Only one-third of the expected private investment generated
Only a third of expected private investment and a fifth of expected jobs have been delivered among six companies selected by the state of Michigan to receive special tax breaks.
An additional company is in the process of being removed from the program.
These tax breaks came as part of the state's Renaissance Zones program. Companies selected for the program have been exempt from the Michigan Business Tax, state education tax, personal and real property taxes, and local income taxes.
"Renaissance Zones are selective abatements to areas and businesses that eliminate virtually all state and local taxes," said James Hohman, a fiscal policy analyst at the Mackinac Center for Public Policy.
"While it would be nice if policymakers extended this courtesy to all taxpayers, they would only like to grant these special favors to selected businesses and areas."
Seven companies have been granted Renewable Energy Renaissance Zone status. Excluding Energy Components Group, which is in the process of being removed from the program, over $826 million in private investment was expected among participating companies. According to the program’s latest progress report, only $268 million has been delivered.
As is the case with other government-run economic development programs, job creation has not come close to original program goals. While the program was projected to create 1,061 jobs, only 220 jobs have been created.
Some companies, such as Dow Chemical and Frontier Renewable Resources, have not reported a single new job as a result of receiving these tax breaks.
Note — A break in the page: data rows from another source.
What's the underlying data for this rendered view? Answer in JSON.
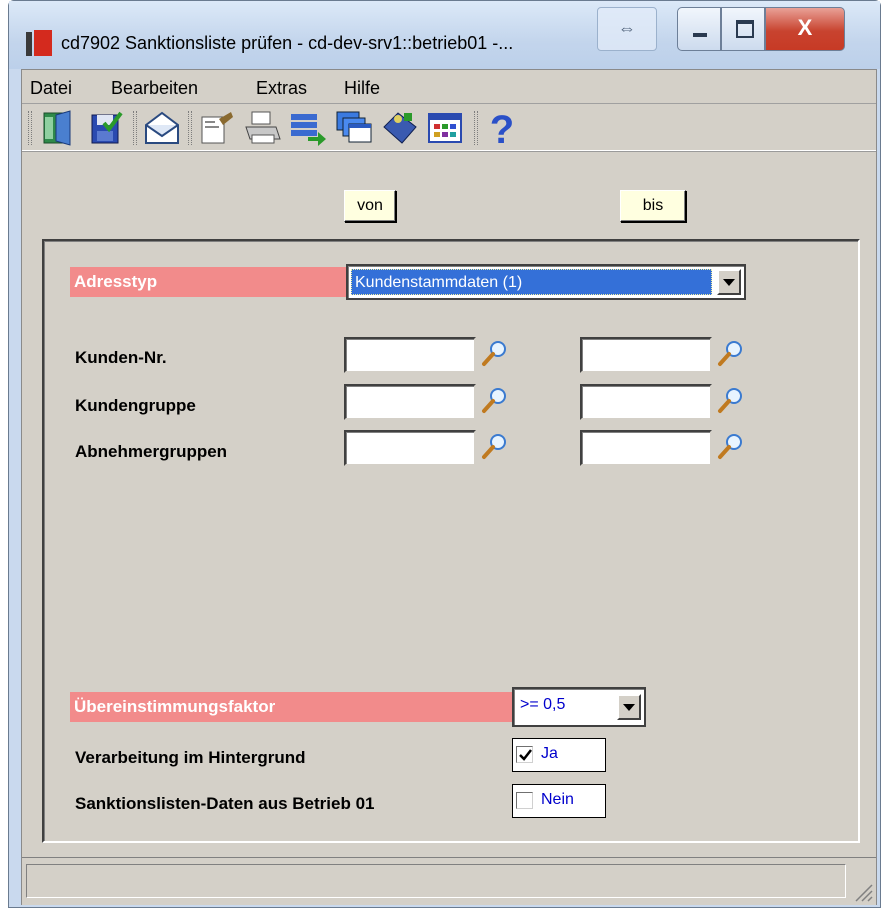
{
  "window": {
    "title": "cd7902 Sanktionsliste prüfen - cd-dev-srv1::betrieb01 -...",
    "close_glyph": "X"
  },
  "menu": {
    "items": [
      "Datei",
      "Bearbeiten",
      "Extras",
      "Hilfe"
    ]
  },
  "toolbar": {
    "icons": [
      "exit-door-icon",
      "save-icon",
      "mail-icon",
      "edit-properties-icon",
      "print-icon",
      "export-list-icon",
      "windows-icon",
      "tag-icon",
      "table-grid-icon",
      "help-icon"
    ]
  },
  "range": {
    "from_label": "von",
    "to_label": "bis"
  },
  "form": {
    "adresstyp_label": "Adresstyp",
    "adresstyp_value": "Kundenstammdaten (1)",
    "kunden_nr_label": "Kunden-Nr.",
    "kundengruppe_label": "Kundengruppe",
    "abnehmergruppen_label": "Abnehmergruppen",
    "faktor_label": "Übereinstimmungsfaktor",
    "faktor_value": ">= 0,5",
    "hintergrund_label": "Verarbeitung im Hintergrund",
    "hintergrund_value": "Ja",
    "hintergrund_checked": true,
    "betrieb_label": "Sanktionslisten-Daten aus Betrieb 01",
    "betrieb_value": "Nein",
    "betrieb_checked": false
  },
  "colors": {
    "required_label_bg": "#f28b8b",
    "selection_bg": "#3470d8",
    "checkbox_text": "#0000cc",
    "header_button_bg": "#ffffe0"
  }
}
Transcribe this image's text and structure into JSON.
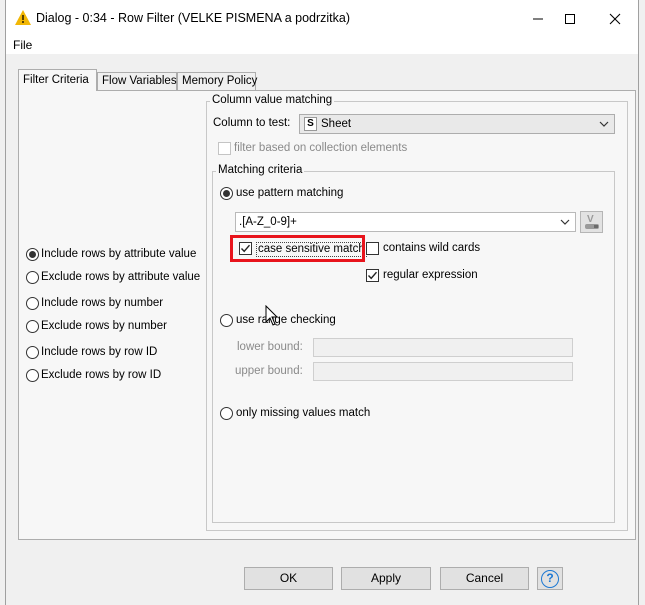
{
  "window": {
    "title": "Dialog - 0:34 - Row Filter (VELKE PISMENA a podrzitka)",
    "minimize": "—",
    "maximize": "☐",
    "close": "✕"
  },
  "menu": {
    "file": "File"
  },
  "tabs": [
    {
      "label": "Filter Criteria",
      "active": true
    },
    {
      "label": "Flow Variables",
      "active": false
    },
    {
      "label": "Memory Policy",
      "active": false
    }
  ],
  "filter_modes": [
    {
      "label": "Include rows by attribute value",
      "selected": true
    },
    {
      "label": "Exclude rows by attribute value",
      "selected": false
    },
    {
      "label": "Include rows by number",
      "selected": false
    },
    {
      "label": "Exclude rows by number",
      "selected": false
    },
    {
      "label": "Include rows by row ID",
      "selected": false
    },
    {
      "label": "Exclude rows by row ID",
      "selected": false
    }
  ],
  "column_matching": {
    "group_title": "Column value matching",
    "column_label": "Column to test:",
    "column_type_badge": "S",
    "column_value": "Sheet",
    "collection_checkbox": {
      "label": "filter based on collection elements",
      "checked": false,
      "enabled": false
    }
  },
  "matching_criteria": {
    "group_title": "Matching criteria",
    "pattern": {
      "label": "use pattern matching",
      "selected": true,
      "value": ".[A-Z_0-9]+"
    },
    "case_sensitive": {
      "label": "case sensitive match",
      "checked": true
    },
    "wild_cards": {
      "label": "contains wild cards",
      "checked": false
    },
    "regex": {
      "label": "regular expression",
      "checked": true
    },
    "range": {
      "label": "use range checking",
      "selected": false
    },
    "lower_bound": {
      "label": "lower bound:",
      "value": ""
    },
    "upper_bound": {
      "label": "upper bound:",
      "value": ""
    },
    "missing": {
      "label": "only missing values match",
      "selected": false
    }
  },
  "buttons": {
    "ok": "OK",
    "apply": "Apply",
    "cancel": "Cancel",
    "help": "?"
  },
  "colors": {
    "highlight": "#e8141c",
    "warning": "#f2b705",
    "help_blue": "#1c78d3"
  }
}
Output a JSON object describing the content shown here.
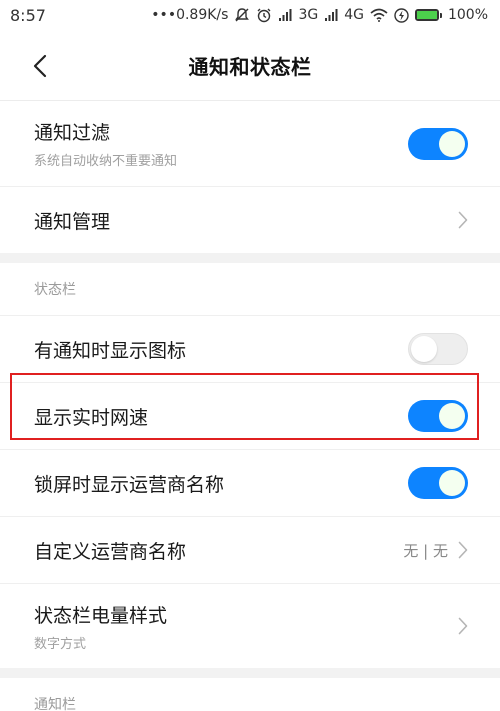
{
  "status_bar": {
    "time": "8:57",
    "net_speed": "•••0.89K/s",
    "network_3g": "3G",
    "network_4g": "4G",
    "battery_percent": "100%",
    "battery_level": 1.0,
    "icons": [
      "mute-icon",
      "alarm-icon",
      "signal-icon",
      "signal-icon",
      "wifi-icon",
      "charging-icon",
      "battery-icon"
    ]
  },
  "header": {
    "title": "通知和状态栏",
    "back_icon": "chevron-left-icon"
  },
  "notification_group": {
    "items": [
      {
        "title": "通知过滤",
        "subtitle": "系统自动收纳不重要通知",
        "control": "toggle",
        "on": true
      },
      {
        "title": "通知管理",
        "control": "chevron"
      }
    ]
  },
  "status_bar_section": {
    "label": "状态栏",
    "items": [
      {
        "title": "有通知时显示图标",
        "control": "toggle",
        "on": false
      },
      {
        "title": "显示实时网速",
        "control": "toggle",
        "on": true
      },
      {
        "title": "锁屏时显示运营商名称",
        "control": "toggle",
        "on": true
      },
      {
        "title": "自定义运营商名称",
        "value": "无 | 无",
        "control": "chevron"
      },
      {
        "title": "状态栏电量样式",
        "subtitle": "数字方式",
        "control": "chevron"
      }
    ]
  },
  "notification_bar_section": {
    "label": "通知栏"
  },
  "colors": {
    "toggle_on": "#0d84ff",
    "toggle_off": "#eeeeee",
    "highlight": "#e02020"
  }
}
Renewable energy is one category among many for which a company can qualify for these special tax exemptions. Other categories of Renaissance Zones include urban, rural, military, agricultural processing, ethanol projects, pharmaceutical recovery, redevelopment, forest products and tool and die.